There is evidence that refined soy oil derived from genetically modified soybeans contains glyphosate residues. In fact, the refined oils have a higher concentration of glyphosate than the crude oil.
On Saturday, September 21, 2013, the Seattle Times published a statement by R. James Cook. In his argument against Washington state Initiative-522 to label genetically modified foods (GMOs), Dr. Cook stated,
“Common genetically engineered food crops grown in the U.S. today include corn, canola, soy and sugar beets. Purified food ingredients such as sugars or oils derived from these crops are indistinguishable from ingredients derived from conventional or organic varieties. Importantly, there are no genetically engineered content or traits in these purified ingredients. Yet I-522 would require food products that include these purified ingredients to be labeled even if the food itself is not genetically engineered and has no genetically engineered content.”

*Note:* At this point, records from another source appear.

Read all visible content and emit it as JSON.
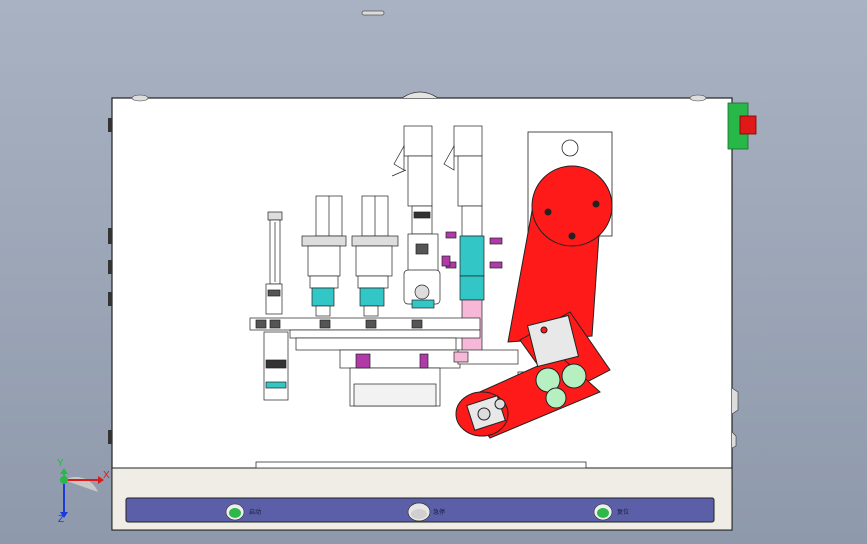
{
  "viewport": {
    "title_bar_icon": "minimize-bar-icon"
  },
  "panel": {
    "buttons": [
      {
        "name": "start-button",
        "label": "启动",
        "color": "#2fb84a"
      },
      {
        "name": "emergency-stop-button",
        "label": "急停",
        "color": "#e6e6e6"
      },
      {
        "name": "reset-button",
        "label": "复位",
        "color": "#2fb84a"
      }
    ],
    "bar_color": "#5a5fa8"
  },
  "triad": {
    "x_label": "X",
    "y_label": "Y",
    "z_label": "Z"
  },
  "colors": {
    "robot_arm": "#ff1a1a",
    "cyan_parts": "#33c6c6",
    "magenta_parts": "#b03aa8",
    "pink_sleeve": "#f7b8d8",
    "side_tab": "#28b84a",
    "side_tab_red": "#e01818"
  }
}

It is true that Monsanto makes the claim that there are no detectable residues of glyphosate (active ingredient in Roundup) in refined sugars and oils derived from GMOs. In this 2003 document from Monsanto Brussels, the glyphosate levels in sugar and oil are stated at below the level of detection, which they claim is 0.05 parts per million (ppm).
On a side note, Dr. Rosemary Mason reported results on glyphosate in drinking water in Wales in parts per trillion (ppt) obtained from a German laboratory. Are we to believe that Monsanto doesn't have or have access to state-of-the-art equipment?
Meanwhile, a 2005 report on glyphosate residues in food from the Food and Agricultural Organization (FAO) of the United Nations gives residues in crude and refined soybean oil of <0.01-0.02 ppm based on 4 samples. The FAO doesn't say where it got the data, only that it was from the U.S. We might infer the data were from Monsanto except that the numbers are below their detection limit of 0.05 ppm.
In 2006 a company called Solvent Extractors’ Association of India sought approval at the 71st meeting of the Genetic Engineering Approval Committee (GEAC) of India to import GM soy oil. The GEAC required the company to submit samples of the soy oil to a laboratory for glyphosate residue analysis. “[T]he Glyphosate in the refined oil and crude de-gummed soybean oil was subsequently tested in the Department of Entomology MPKV University at Rahuri. The data indicated that the levels of Glyphosate residues in different soybean oils ranged in between 0.197 and 0.350 ppm. However, the Glyphosate level again showed higher value in the refined soybean oil as compared the de-gummed soybean oil. ”
The company was given the opportunity to justify these results but “the reasons for such variations could not be explained.” Aspersions were cast on the lab that did the testing. The GEAC gave the company the opportunity to have the same batch of oil tested by another lab and the subject was tabled. The matter was brought up again at the 72nd meeting of GEAC, but the lab tests had not yet been done. The matter was not raised again in subsequent meetings.
These days vegetable oils are extracted using the solvent hexane (another endocrine disruptor). When crude oil is further refined, it goes through a process of heating with high temperature steam to evaporate most of the hexane residue from the crude oil. During this process, the glyphosate residues do not evaporate. Refining the oil results in eliminating most (but not all) hexane residue from crude oil so that the mass of the refined oil is less than the crude oil, resulting in a greater percentage of glyphosate in the refined oil.
It has been shown that glyphosate is an endocrine disruptor at 0.5 ppm, and that it induces human breast cancer cell growth via estrogen receptors at “concentrations [that] are in a crucial range which correlated to the potential biological levels at part per trillion (ppt) to part per billion (ppb) which have been reported in epidemiological studies.” According to Vandenberg, “Experimental data indicate that EDCs [endocrine disrupting chemicals] and hormones do not have NOAELs [no observed adverse effect level] or threshold doses, and therefore no dose can ever be considered safe.” [emphasis added]
Do we want foods with “purified” ingredients derived from GM crops labeled? Hell yes.